Finding Kind filmakers talks about why girls are mean | Q&A
By CELESTE GRACEY
Issaquah Reporter Staff Writer
January 31, 2012 · 12:18 PM
Issaquah & Sammamish Reporter writer Celeste Gracey spoke with filmmaker Lauren Parsekian about her documentary, Finding Kind. A 25-year-old from California, she was one of a duo that filmed Finding Kind, a documentary shot in September 2009 on why girls are mean. She lead discussions last weekend at Issaquah and Skyline high schools.
Q: What are you trying to accomplish through “Finding Kind?”
A: Lauren Parsekian: Our goal is really to start a dialog to mend broken relationships. And to let girls know that they’re beautiful and worthy, and that having these competitive relationships is going to hurt them in the long run.
Our goal is to create a kinder culture of young girls.
Q: What motivated you to create the documentary?
A: I had a really traumatic experience in middle school. It brought me to the point of wanting to commit suicide, because of the bullying. That experience, at about seventh-grade, put the issue on my heart at a really young age.When I was a student at Pepperdine University, we were working on a documentary and I was really excited about the format of film and how it could speak out to different issues. I teamed up with Molly (Thompson). We had different film classes together. She told me she had a similar experience in high school. The two of us began shooting locally. It was through the stories that we were hearing that we decided to begin the Kind Campaign.
Q: What did you learn through making the film?
A: We learned that this is an issue that starts very young. At first, neither of us knew exactly quite how young. We’d go into elementary schools and talk to third and fourth graders who were dealing with issues that we didn’t think happened until middle school. That was really surprising.
We’ve talked to hundreds of women. We’ve seen how insecure our female culture is and really this sense of longing to be accepted.
In terms of filmmaking, being able to edit was the biggest learning process.
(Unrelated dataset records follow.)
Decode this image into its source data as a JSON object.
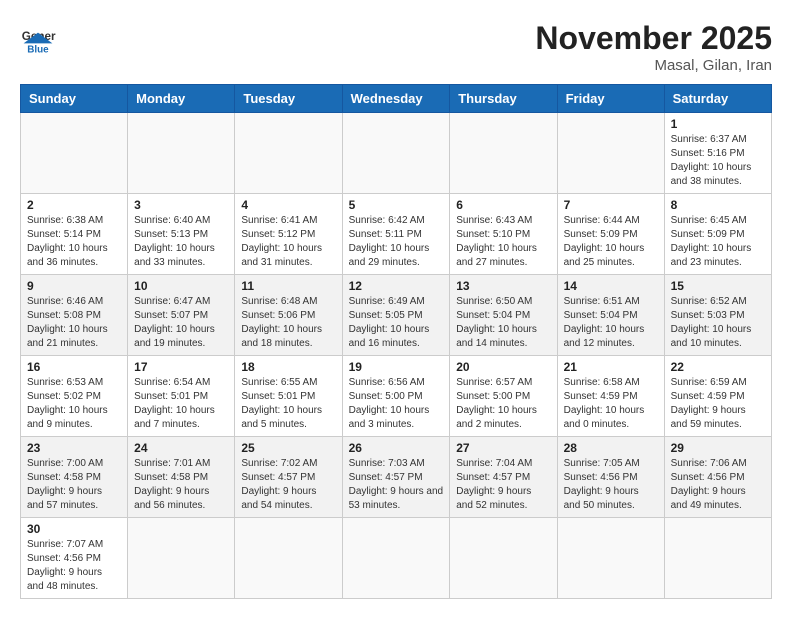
{
  "header": {
    "logo_general": "General",
    "logo_blue": "Blue",
    "month_title": "November 2025",
    "location": "Masal, Gilan, Iran"
  },
  "days_of_week": [
    "Sunday",
    "Monday",
    "Tuesday",
    "Wednesday",
    "Thursday",
    "Friday",
    "Saturday"
  ],
  "weeks": [
    {
      "shade": false,
      "days": [
        {
          "num": "",
          "info": ""
        },
        {
          "num": "",
          "info": ""
        },
        {
          "num": "",
          "info": ""
        },
        {
          "num": "",
          "info": ""
        },
        {
          "num": "",
          "info": ""
        },
        {
          "num": "",
          "info": ""
        },
        {
          "num": "1",
          "info": "Sunrise: 6:37 AM\nSunset: 5:16 PM\nDaylight: 10 hours and 38 minutes."
        }
      ]
    },
    {
      "shade": false,
      "days": [
        {
          "num": "2",
          "info": "Sunrise: 6:38 AM\nSunset: 5:14 PM\nDaylight: 10 hours and 36 minutes."
        },
        {
          "num": "3",
          "info": "Sunrise: 6:40 AM\nSunset: 5:13 PM\nDaylight: 10 hours and 33 minutes."
        },
        {
          "num": "4",
          "info": "Sunrise: 6:41 AM\nSunset: 5:12 PM\nDaylight: 10 hours and 31 minutes."
        },
        {
          "num": "5",
          "info": "Sunrise: 6:42 AM\nSunset: 5:11 PM\nDaylight: 10 hours and 29 minutes."
        },
        {
          "num": "6",
          "info": "Sunrise: 6:43 AM\nSunset: 5:10 PM\nDaylight: 10 hours and 27 minutes."
        },
        {
          "num": "7",
          "info": "Sunrise: 6:44 AM\nSunset: 5:09 PM\nDaylight: 10 hours and 25 minutes."
        },
        {
          "num": "8",
          "info": "Sunrise: 6:45 AM\nSunset: 5:09 PM\nDaylight: 10 hours and 23 minutes."
        }
      ]
    },
    {
      "shade": true,
      "days": [
        {
          "num": "9",
          "info": "Sunrise: 6:46 AM\nSunset: 5:08 PM\nDaylight: 10 hours and 21 minutes."
        },
        {
          "num": "10",
          "info": "Sunrise: 6:47 AM\nSunset: 5:07 PM\nDaylight: 10 hours and 19 minutes."
        },
        {
          "num": "11",
          "info": "Sunrise: 6:48 AM\nSunset: 5:06 PM\nDaylight: 10 hours and 18 minutes."
        },
        {
          "num": "12",
          "info": "Sunrise: 6:49 AM\nSunset: 5:05 PM\nDaylight: 10 hours and 16 minutes."
        },
        {
          "num": "13",
          "info": "Sunrise: 6:50 AM\nSunset: 5:04 PM\nDaylight: 10 hours and 14 minutes."
        },
        {
          "num": "14",
          "info": "Sunrise: 6:51 AM\nSunset: 5:04 PM\nDaylight: 10 hours and 12 minutes."
        },
        {
          "num": "15",
          "info": "Sunrise: 6:52 AM\nSunset: 5:03 PM\nDaylight: 10 hours and 10 minutes."
        }
      ]
    },
    {
      "shade": false,
      "days": [
        {
          "num": "16",
          "info": "Sunrise: 6:53 AM\nSunset: 5:02 PM\nDaylight: 10 hours and 9 minutes."
        },
        {
          "num": "17",
          "info": "Sunrise: 6:54 AM\nSunset: 5:01 PM\nDaylight: 10 hours and 7 minutes."
        },
        {
          "num": "18",
          "info": "Sunrise: 6:55 AM\nSunset: 5:01 PM\nDaylight: 10 hours and 5 minutes."
        },
        {
          "num": "19",
          "info": "Sunrise: 6:56 AM\nSunset: 5:00 PM\nDaylight: 10 hours and 3 minutes."
        },
        {
          "num": "20",
          "info": "Sunrise: 6:57 AM\nSunset: 5:00 PM\nDaylight: 10 hours and 2 minutes."
        },
        {
          "num": "21",
          "info": "Sunrise: 6:58 AM\nSunset: 4:59 PM\nDaylight: 10 hours and 0 minutes."
        },
        {
          "num": "22",
          "info": "Sunrise: 6:59 AM\nSunset: 4:59 PM\nDaylight: 9 hours and 59 minutes."
        }
      ]
    },
    {
      "shade": true,
      "days": [
        {
          "num": "23",
          "info": "Sunrise: 7:00 AM\nSunset: 4:58 PM\nDaylight: 9 hours and 57 minutes."
        },
        {
          "num": "24",
          "info": "Sunrise: 7:01 AM\nSunset: 4:58 PM\nDaylight: 9 hours and 56 minutes."
        },
        {
          "num": "25",
          "info": "Sunrise: 7:02 AM\nSunset: 4:57 PM\nDaylight: 9 hours and 54 minutes."
        },
        {
          "num": "26",
          "info": "Sunrise: 7:03 AM\nSunset: 4:57 PM\nDaylight: 9 hours and 53 minutes."
        },
        {
          "num": "27",
          "info": "Sunrise: 7:04 AM\nSunset: 4:57 PM\nDaylight: 9 hours and 52 minutes."
        },
        {
          "num": "28",
          "info": "Sunrise: 7:05 AM\nSunset: 4:56 PM\nDaylight: 9 hours and 50 minutes."
        },
        {
          "num": "29",
          "info": "Sunrise: 7:06 AM\nSunset: 4:56 PM\nDaylight: 9 hours and 49 minutes."
        }
      ]
    },
    {
      "shade": false,
      "days": [
        {
          "num": "30",
          "info": "Sunrise: 7:07 AM\nSunset: 4:56 PM\nDaylight: 9 hours and 48 minutes."
        },
        {
          "num": "",
          "info": ""
        },
        {
          "num": "",
          "info": ""
        },
        {
          "num": "",
          "info": ""
        },
        {
          "num": "",
          "info": ""
        },
        {
          "num": "",
          "info": ""
        },
        {
          "num": "",
          "info": ""
        }
      ]
    }
  ]
}
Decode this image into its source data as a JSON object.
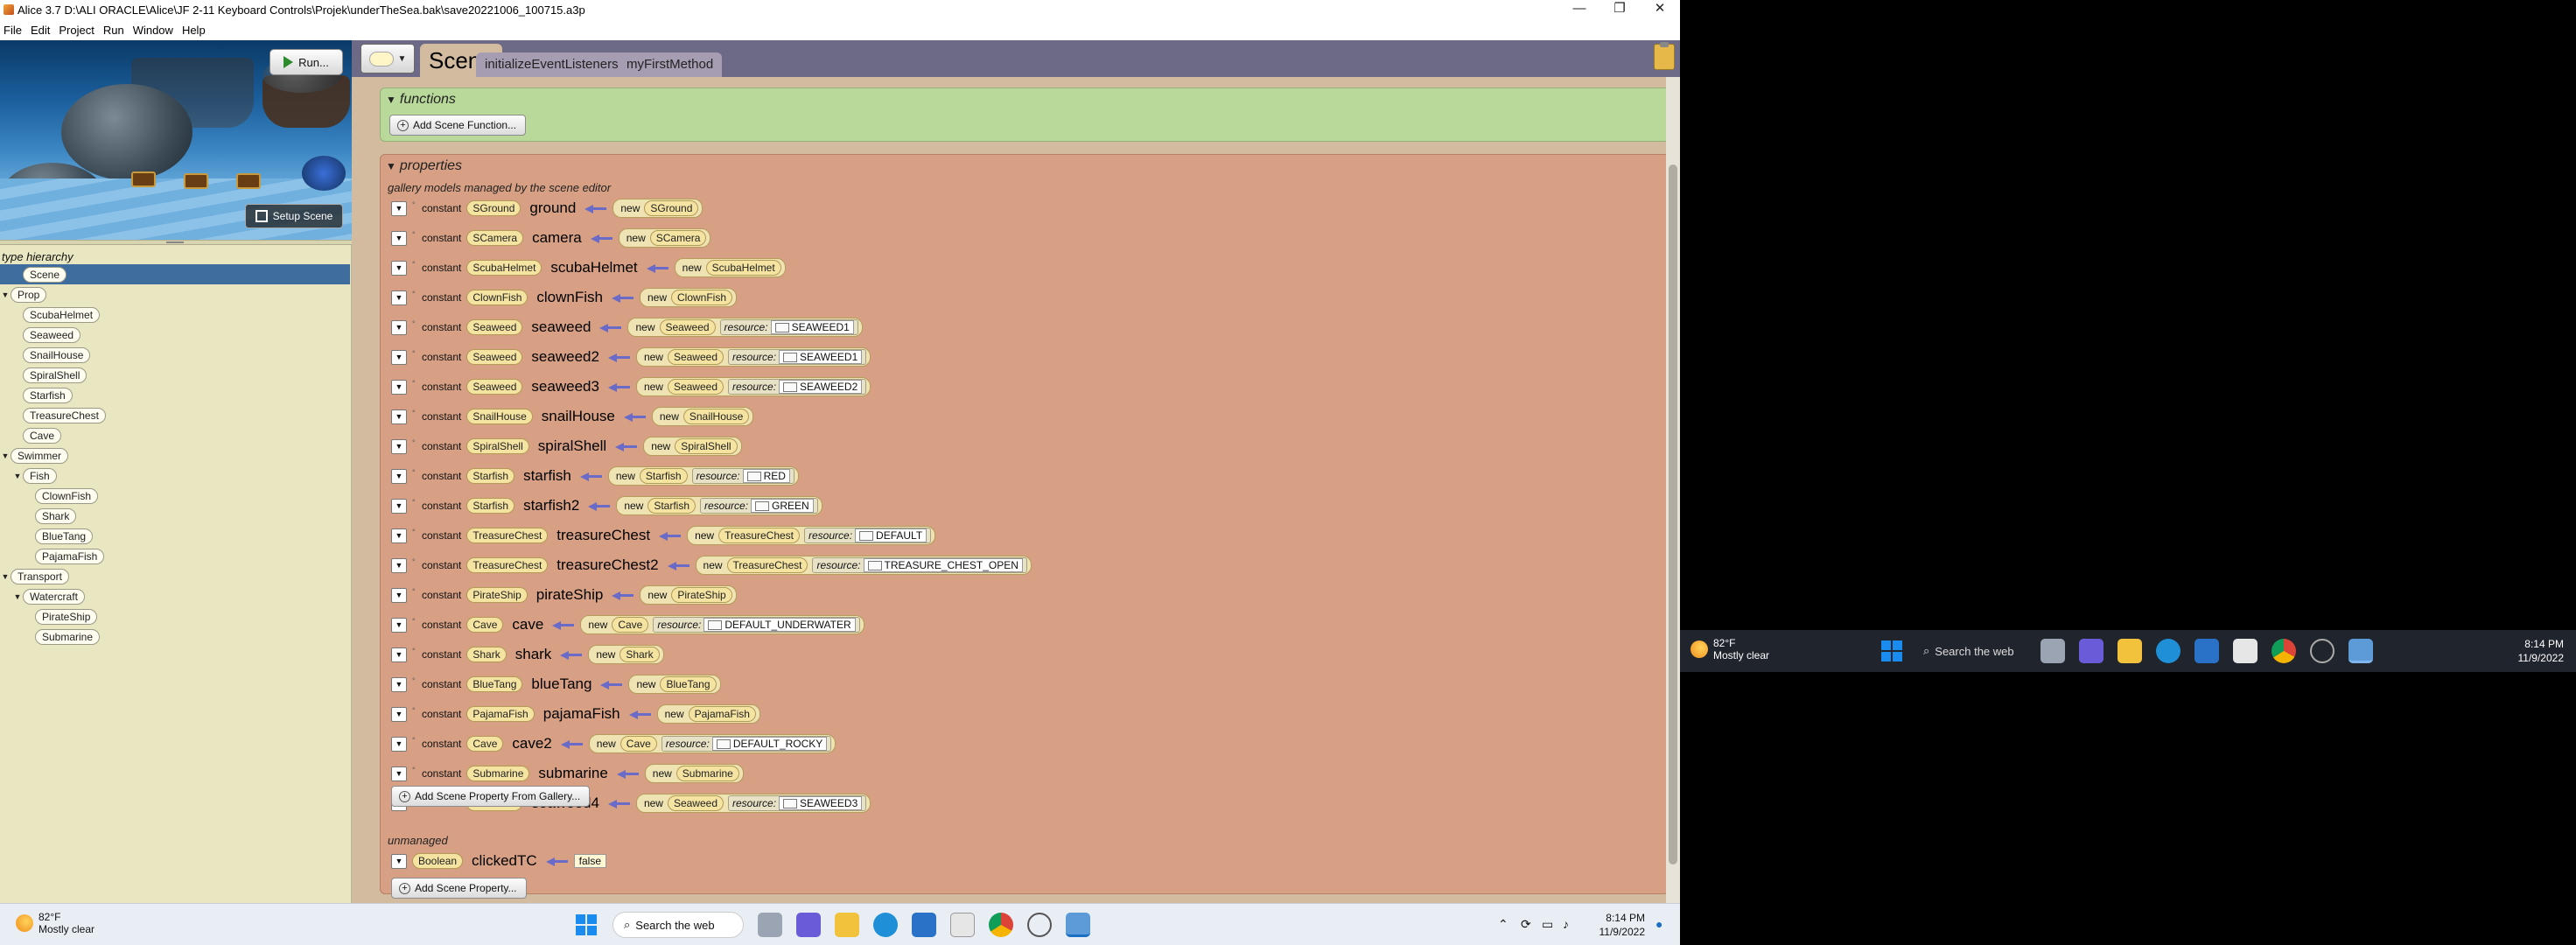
{
  "window": {
    "title": "Alice 3.7 D:\\ALI ORACLE\\Alice\\JF 2-11 Keyboard Controls\\Projek\\underTheSea.bak\\save20221006_100715.a3p",
    "minimize": "—",
    "maximize": "❐",
    "close": "✕"
  },
  "menu": [
    "File",
    "Edit",
    "Project",
    "Run",
    "Window",
    "Help"
  ],
  "preview": {
    "run_label": "Run...",
    "setup_label": "Setup Scene"
  },
  "type_hierarchy": {
    "title": "type hierarchy",
    "items": [
      {
        "label": "Scene",
        "level": 0,
        "expander": "",
        "selected": true
      },
      {
        "label": "Prop",
        "level": 0,
        "expander": "▼"
      },
      {
        "label": "ScubaHelmet",
        "level": 1,
        "expander": ""
      },
      {
        "label": "Seaweed",
        "level": 1,
        "expander": ""
      },
      {
        "label": "SnailHouse",
        "level": 1,
        "expander": ""
      },
      {
        "label": "SpiralShell",
        "level": 1,
        "expander": ""
      },
      {
        "label": "Starfish",
        "level": 1,
        "expander": ""
      },
      {
        "label": "TreasureChest",
        "level": 1,
        "expander": ""
      },
      {
        "label": "Cave",
        "level": 1,
        "expander": ""
      },
      {
        "label": "Swimmer",
        "level": 0,
        "expander": "▼"
      },
      {
        "label": "Fish",
        "level": 1,
        "expander": "▼"
      },
      {
        "label": "ClownFish",
        "level": 2,
        "expander": ""
      },
      {
        "label": "Shark",
        "level": 2,
        "expander": ""
      },
      {
        "label": "BlueTang",
        "level": 2,
        "expander": ""
      },
      {
        "label": "PajamaFish",
        "level": 2,
        "expander": ""
      },
      {
        "label": "Transport",
        "level": 0,
        "expander": "▼"
      },
      {
        "label": "Watercraft",
        "level": 1,
        "expander": "▼"
      },
      {
        "label": "PirateShip",
        "level": 2,
        "expander": ""
      },
      {
        "label": "Submarine",
        "level": 2,
        "expander": ""
      }
    ]
  },
  "tabs": {
    "scene": "Scene",
    "others": [
      "initializeEventListeners",
      "myFirstMethod"
    ]
  },
  "functions_panel": {
    "title": "functions",
    "add_label": "Add Scene Function..."
  },
  "properties_panel": {
    "title": "properties",
    "managed_label": "gallery models managed by the scene editor",
    "constant_kw": "constant",
    "new_kw": "new",
    "resource_kw": "resource:",
    "rows": [
      {
        "type": "SGround",
        "name": "ground",
        "ctor": "SGround",
        "resource": ""
      },
      {
        "type": "SCamera",
        "name": "camera",
        "ctor": "SCamera",
        "resource": ""
      },
      {
        "type": "ScubaHelmet",
        "name": "scubaHelmet",
        "ctor": "ScubaHelmet",
        "resource": ""
      },
      {
        "type": "ClownFish",
        "name": "clownFish",
        "ctor": "ClownFish",
        "resource": ""
      },
      {
        "type": "Seaweed",
        "name": "seaweed",
        "ctor": "Seaweed",
        "resource": "SEAWEED1"
      },
      {
        "type": "Seaweed",
        "name": "seaweed2",
        "ctor": "Seaweed",
        "resource": "SEAWEED1"
      },
      {
        "type": "Seaweed",
        "name": "seaweed3",
        "ctor": "Seaweed",
        "resource": "SEAWEED2"
      },
      {
        "type": "SnailHouse",
        "name": "snailHouse",
        "ctor": "SnailHouse",
        "resource": ""
      },
      {
        "type": "SpiralShell",
        "name": "spiralShell",
        "ctor": "SpiralShell",
        "resource": ""
      },
      {
        "type": "Starfish",
        "name": "starfish",
        "ctor": "Starfish",
        "resource": "RED"
      },
      {
        "type": "Starfish",
        "name": "starfish2",
        "ctor": "Starfish",
        "resource": "GREEN"
      },
      {
        "type": "TreasureChest",
        "name": "treasureChest",
        "ctor": "TreasureChest",
        "resource": "DEFAULT"
      },
      {
        "type": "TreasureChest",
        "name": "treasureChest2",
        "ctor": "TreasureChest",
        "resource": "TREASURE_CHEST_OPEN"
      },
      {
        "type": "PirateShip",
        "name": "pirateShip",
        "ctor": "PirateShip",
        "resource": ""
      },
      {
        "type": "Cave",
        "name": "cave",
        "ctor": "Cave",
        "resource": "DEFAULT_UNDERWATER"
      },
      {
        "type": "Shark",
        "name": "shark",
        "ctor": "Shark",
        "resource": ""
      },
      {
        "type": "BlueTang",
        "name": "blueTang",
        "ctor": "BlueTang",
        "resource": ""
      },
      {
        "type": "PajamaFish",
        "name": "pajamaFish",
        "ctor": "PajamaFish",
        "resource": ""
      },
      {
        "type": "Cave",
        "name": "cave2",
        "ctor": "Cave",
        "resource": "DEFAULT_ROCKY"
      },
      {
        "type": "Submarine",
        "name": "submarine",
        "ctor": "Submarine",
        "resource": ""
      },
      {
        "type": "Seaweed",
        "name": "seaweed4",
        "ctor": "Seaweed",
        "resource": "SEAWEED3"
      }
    ],
    "add_from_gallery": "Add Scene Property From Gallery...",
    "unmanaged_label": "unmanaged",
    "unmanaged_row": {
      "type": "Boolean",
      "name": "clickedTC",
      "value": "false"
    },
    "add_property": "Add Scene Property..."
  },
  "taskbar_main": {
    "temp": "82°F",
    "condition": "Mostly clear",
    "search": "Search the web",
    "time": "8:14 PM",
    "date": "11/9/2022"
  },
  "taskbar_second": {
    "temp": "82°F",
    "condition": "Mostly clear",
    "search": "Search the web",
    "time": "8:14 PM",
    "date": "11/9/2022"
  },
  "colors": {
    "tabstrip": "#6d6a87",
    "editor_bg": "#d3bba0",
    "functions_bg": "#b8d99a",
    "properties_bg": "#d7a084",
    "selection": "#3f6d9e"
  }
}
It was really a truly amazing process.
Q: Why are girls mean to each other?
A: I don’t know that either of us have a direct answer to that, and we’ve gone to over 400 schools and organizations.
Every story is different. There isn’t really an exact reason or formula. I would definitely say some of the cases come from our insecurity. A lot of times it’s the adult figures who girls see at home. It also comes from the media messages they get and the examples of what they see on TV.
Q: How do you address cyber bullying?
A: We let girls know that bullying people online is permanent and it is just as hurtful as saying it to people’s faces. If you post inappropriate pictures of someone, it will it affect them later in life. A lot of times now people who are hiring look at people’s Facebook pages and things come up that someone may have stated about them years ago.
It has become so prevalent because it’s so easy and quick. When someone attacks through technology, they don’t have that person’s eyes in front of them, and they don’t have to look into their face and see how their actions are affecting people. It becomes so impersonal.
Q: At any point did you realize you were mean?
A: Molly and I are the first ones to admit when we do our seminars that we are on both sides of this. I’ve never intentionally tried to bring people down, if anything I’ve gone along with a popular group and partaken in gossip.
Q: For those who know a “mean girl” what would you have them say?
A: I think it’s really important that people realize there is a reason for why girls and people act the way we do.
Most of the time we sit down with a girl who may be the “mean girl” in a school, there is usually a different story, whether or not it’s abuse going on at home or insecurities. I can’t really blame girls for feeling insecure.
Be frank with girls in telling them that it’s not OK to hurt people. When you bully people you’re not just hurting other people you’re also hurting yourself. You see so many people have so much guilt. It’s important for them to know how it’s going to affect them (in the future).Contact Issaquah Reporter Staff Writer Celeste Gracey at email@example.com or 425-391-0363.